(Dataset entries)
◇ ◇ ◇ ◇ ◇ ◇ ◇

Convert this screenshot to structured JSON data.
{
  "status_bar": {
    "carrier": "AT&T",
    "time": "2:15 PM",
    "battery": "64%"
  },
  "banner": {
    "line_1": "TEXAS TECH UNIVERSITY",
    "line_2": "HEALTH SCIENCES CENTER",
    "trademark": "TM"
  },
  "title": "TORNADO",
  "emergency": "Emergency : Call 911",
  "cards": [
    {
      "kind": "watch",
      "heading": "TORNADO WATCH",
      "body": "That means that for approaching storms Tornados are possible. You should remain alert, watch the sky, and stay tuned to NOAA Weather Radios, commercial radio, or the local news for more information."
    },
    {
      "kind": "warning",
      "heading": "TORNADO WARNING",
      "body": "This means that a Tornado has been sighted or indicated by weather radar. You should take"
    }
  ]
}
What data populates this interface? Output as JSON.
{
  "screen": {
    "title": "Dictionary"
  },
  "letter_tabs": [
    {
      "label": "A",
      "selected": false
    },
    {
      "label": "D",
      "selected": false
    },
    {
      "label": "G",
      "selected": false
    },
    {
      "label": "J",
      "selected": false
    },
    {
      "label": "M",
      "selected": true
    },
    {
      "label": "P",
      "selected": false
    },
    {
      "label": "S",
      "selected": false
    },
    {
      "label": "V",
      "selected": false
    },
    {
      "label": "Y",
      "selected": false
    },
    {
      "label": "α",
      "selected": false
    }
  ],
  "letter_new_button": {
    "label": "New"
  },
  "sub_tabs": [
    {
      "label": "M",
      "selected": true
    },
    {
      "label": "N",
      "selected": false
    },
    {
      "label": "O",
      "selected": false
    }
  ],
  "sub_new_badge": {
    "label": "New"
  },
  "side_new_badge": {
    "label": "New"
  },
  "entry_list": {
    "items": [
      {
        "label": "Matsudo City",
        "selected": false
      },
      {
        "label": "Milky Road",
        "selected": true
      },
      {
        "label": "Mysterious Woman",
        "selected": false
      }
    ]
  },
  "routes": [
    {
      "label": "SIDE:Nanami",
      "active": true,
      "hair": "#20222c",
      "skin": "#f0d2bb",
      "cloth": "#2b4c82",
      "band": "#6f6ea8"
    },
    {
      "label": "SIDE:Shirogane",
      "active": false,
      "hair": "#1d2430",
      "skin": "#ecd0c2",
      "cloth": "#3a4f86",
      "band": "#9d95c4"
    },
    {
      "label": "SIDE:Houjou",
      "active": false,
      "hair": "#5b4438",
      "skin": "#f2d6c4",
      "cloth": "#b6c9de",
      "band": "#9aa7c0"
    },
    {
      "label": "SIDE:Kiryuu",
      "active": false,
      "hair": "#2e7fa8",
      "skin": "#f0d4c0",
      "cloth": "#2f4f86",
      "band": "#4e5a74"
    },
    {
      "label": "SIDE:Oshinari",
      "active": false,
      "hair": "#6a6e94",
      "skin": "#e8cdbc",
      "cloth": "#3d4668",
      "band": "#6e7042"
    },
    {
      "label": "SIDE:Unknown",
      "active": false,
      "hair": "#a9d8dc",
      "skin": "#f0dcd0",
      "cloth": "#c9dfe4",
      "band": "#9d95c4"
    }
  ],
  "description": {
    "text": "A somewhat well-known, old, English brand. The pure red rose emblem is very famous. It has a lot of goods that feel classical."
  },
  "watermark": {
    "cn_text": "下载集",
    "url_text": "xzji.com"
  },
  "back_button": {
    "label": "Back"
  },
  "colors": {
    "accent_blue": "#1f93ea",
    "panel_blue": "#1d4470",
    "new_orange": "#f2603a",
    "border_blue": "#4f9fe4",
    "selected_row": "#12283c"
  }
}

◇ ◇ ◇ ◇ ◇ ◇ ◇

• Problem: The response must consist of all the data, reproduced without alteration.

• Answer to this exercise:
Convert this screenshot to structured JSON data.
{
  "status_bar": {
    "carrier": "AT&T",
    "time": "2:15 PM",
    "battery": "64%"
  },
  "banner": {
    "line_1": "TEXAS TECH UNIVERSITY",
    "line_2": "HEALTH SCIENCES CENTER",
    "trademark": "TM"
  },
  "title": "TORNADO",
  "emergency": "Emergency : Call 911",
  "cards": [
    {
      "kind": "watch",
      "heading": "TORNADO WATCH",
      "body": "That means that for approaching storms Tornados are possible. You should remain alert, watch the sky, and stay tuned to NOAA Weather Radios, commercial radio, or the local news for more information."
    },
    {
      "kind": "warning",
      "heading": "TORNADO WARNING",
      "body": "This means that a Tornado has been sighted or indicated by weather radar. You should take"
    }
  ]
}
What data populates this interface? Output as JSON.
{
  "screen": {
    "title": "Dictionary"
  },
  "letter_tabs": [
    {
      "label": "A",
      "selected": false
    },
    {
      "label": "D",
      "selected": false
    },
    {
      "label": "G",
      "selected": false
    },
    {
      "label": "J",
      "selected": false
    },
    {
      "label": "M",
      "selected": true
    },
    {
      "label": "P",
      "selected": false
    },
    {
      "label": "S",
      "selected": false
    },
    {
      "label": "V",
      "selected": false
    },
    {
      "label": "Y",
      "selected": false
    },
    {
      "label": "α",
      "selected": false
    }
  ],
  "letter_new_button": {
    "label": "New"
  },
  "sub_tabs": [
    {
      "label": "M",
      "selected": true
    },
    {
      "label": "N",
      "selected": false
    },
    {
      "label": "O",
      "selected": false
    }
  ],
  "sub_new_badge": {
    "label": "New"
  },
  "side_new_badge": {
    "label": "New"
  },
  "entry_list": {
    "items": [
      {
        "label": "Matsudo City",
        "selected": false
      },
      {
        "label": "Milky Road",
        "selected": true
      },
      {
        "label": "Mysterious Woman",
        "selected": false
      }
    ]
  },
  "routes": [
    {
      "label": "SIDE:Nanami",
      "active": true,
      "hair": "#20222c",
      "skin": "#f0d2bb",
      "cloth": "#2b4c82",
      "band": "#6f6ea8"
    },
    {
      "label": "SIDE:Shirogane",
      "active": false,
      "hair": "#1d2430",
      "skin": "#ecd0c2",
      "cloth": "#3a4f86",
      "band": "#9d95c4"
    },
    {
      "label": "SIDE:Houjou",
      "active": false,
      "hair": "#5b4438",
      "skin": "#f2d6c4",
      "cloth": "#b6c9de",
      "band": "#9aa7c0"
    },
    {
      "label": "SIDE:Kiryuu",
      "active": false,
      "hair": "#2e7fa8",
      "skin": "#f0d4c0",
      "cloth": "#2f4f86",
      "band": "#4e5a74"
    },
    {
      "label": "SIDE:Oshinari",
      "active": false,
      "hair": "#6a6e94",
      "skin": "#e8cdbc",
      "cloth": "#3d4668",
      "band": "#6e7042"
    },
    {
      "label": "SIDE:Unknown",
      "active": false,
      "hair": "#a9d8dc",
      "skin": "#f0dcd0",
      "cloth": "#c9dfe4",
      "band": "#9d95c4"
    }
  ],
  "description": {
    "text": "A somewhat well-known, old, English brand. The pure red rose emblem is very famous. It has a lot of goods that feel classical."
  },
  "watermark": {
    "cn_text": "下载集",
    "url_text": "xzji.com"
  },
  "back_button": {
    "label": "Back"
  },
  "colors": {
    "accent_blue": "#1f93ea",
    "panel_blue": "#1d4470",
    "new_orange": "#f2603a",
    "border_blue": "#4f9fe4",
    "selected_row": "#12283c"
  }
}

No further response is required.